I touched on the Apple //e’s influence on me a bit in last week’s Industry Memoirs post, but when I thought about it afterwards, I realized just how big of an impact it had on me. More so than our Atari 2600, Apple’s popular home computer — and more specifically its games — would chart a course that led me to my first job in the videogame industry. This installment focuses on the very first year the //e entered our home.
My father purchased the computer when we were living in Spring, Texas in 1984. I remember going with him to ComputerCraft to pick it up, and all told, it cost him about $1,400, including a new desk. The store itself was very big and had a couple different floors. I still distinctly remember the smell of electronics and the glow of the monitors, something I still gravitate towards when I go to department stores today.
Even back then, Apple knew that presentation and brand loyalty was important. The boxes were attractive and sturdy. Everything came with high-quality spiral-bound manuals. Their 5.25″ floppy disks were adorned with full-color labels and sleeves. Even their included software, like the classic Apple Presents… Apple, possessed a level of polish and fun that anyone in the family could enjoy and learn from. I “played” it endlessly, learning about the computer, its capabilities, but most importantly getting to the open apple/closed apple sorting minigame!
The hardware itself was also slick, with an attractively molded case that felt premium to the touch, with easy access to the internal expansion slots. The keyboard was comfortable and fully integrated. The Disk ][ drive’s door had a satisfying tactile feel and sound when you opened and closed it. The green monochrome monitor had “show-off” features like a tilting screen and a design that made it sit beautifully flush atop the computer.
It didn’t look like a boring business machine at all, and instead felt like something that accentuated the room it was in. Even though it wasn’t something I bought (I was only 10), I treated it with care, keeping the screen clean and the entire system covered when not in use.

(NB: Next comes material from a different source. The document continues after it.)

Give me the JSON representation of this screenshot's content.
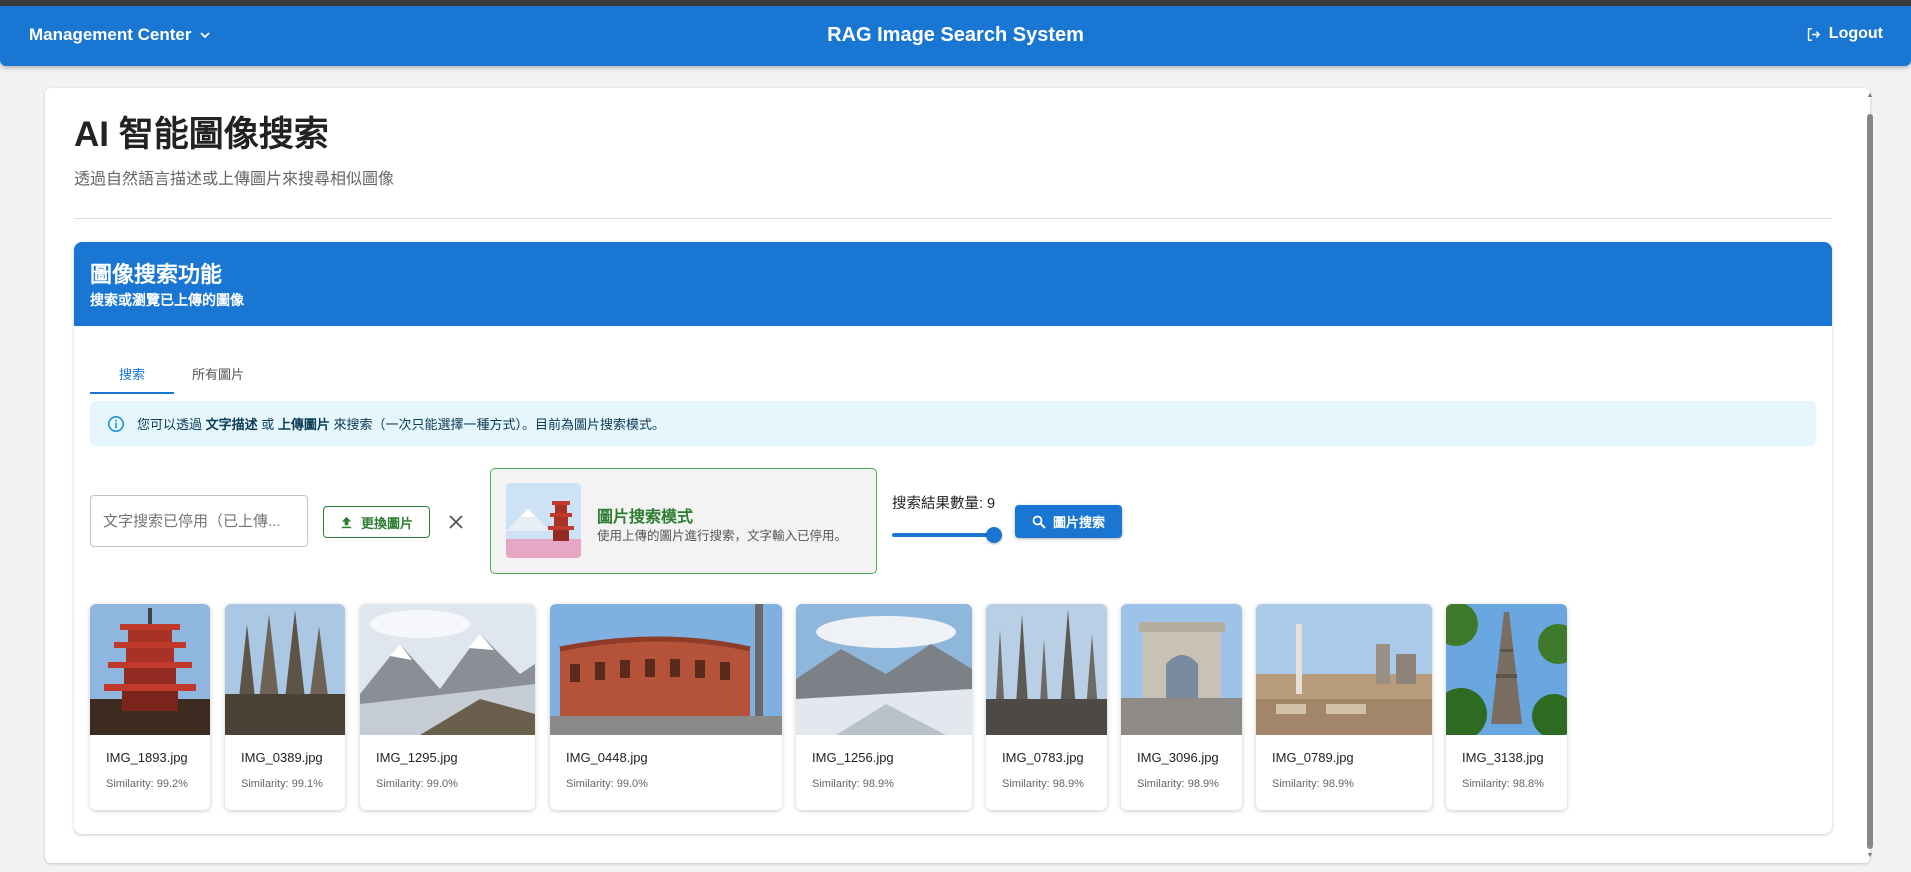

Those early years with the //e were pretty magical. One of the first games I ever played was the classic Karateka. Released that same year, it was the game that first made me realize that videogames could be cinematic. Characters had personalities, emotion, and possessed great detail in their design and animation. The short, effective musical pieces exemplified early leitmotif that sounded terrific through the computer’s internal speaker. The small touches, like how you can respectfully bow to certain opponents or the various ways that the player can die, added to its uniqueness. A great intro, multiple endings, and its attention to the smallest detail totally blew me away.
Another lesser-known game that I played to death early on was Microwave, similar in style to many maze games of that era. I loved this one, though, because it was the first computer game I’d ever heard with background music during gameplay. Not just any soundtrack either, as I distinctly remember one of the tunes being a direct lift of the well-known Creature Cantina song from Star Wars. Game soundtracks would become a very important focus for me during the 8-bit console era and beyond, much to the credit of this little gem.
Pulling off a good 3D game on the //e was pretty tough, but that didn’t stop companies from trying. One of my favorites was the Battlezone-inspired Stellar 7. The warp/launch sequence that would play after successfully completing a level was so good, pushed over the edge by the great sound effects. I also really liked the wireframe models and being able to move around them in 3D space. Very impressive, and even though the objects were simple, they were highly stylized with very memorable designs.
Dynamix remade Stellar 7 years later in 1990, which I bought without hesitation. It’s a great 256-color VGA game that is an excellent remake of the original, with clean graphics and sound card support.
Ahh, Lode Runner, one of the all-time best build-it-yourself games. Broderbund was a company that could do no wrong in the //e era, and were also responsible for the aforementioned Karateka, as well as other essentials like Choplifter and the wildly popular Print Shop.
Lode Runner is a fun game in its own right, but where I spent most of my time was in its level editor. Not only was it intuitive, but it breathed endless life into an already great title. I credit this game for getting me interested in game design. It taught me a lot about good level flow, level-breaking item and enemy placement, and being disciplined about balancing function with form. It’s a beautiful game that plays as good today as it did in the ’80s.
Another realization I had while writing this was that there are so many other games I want to talk about. For every one I brought up, there were ten others that came to mind! As I said, it was a magical time, and one that I’ll be revisiting again soon in a future GHG entry.
Have a great weekend!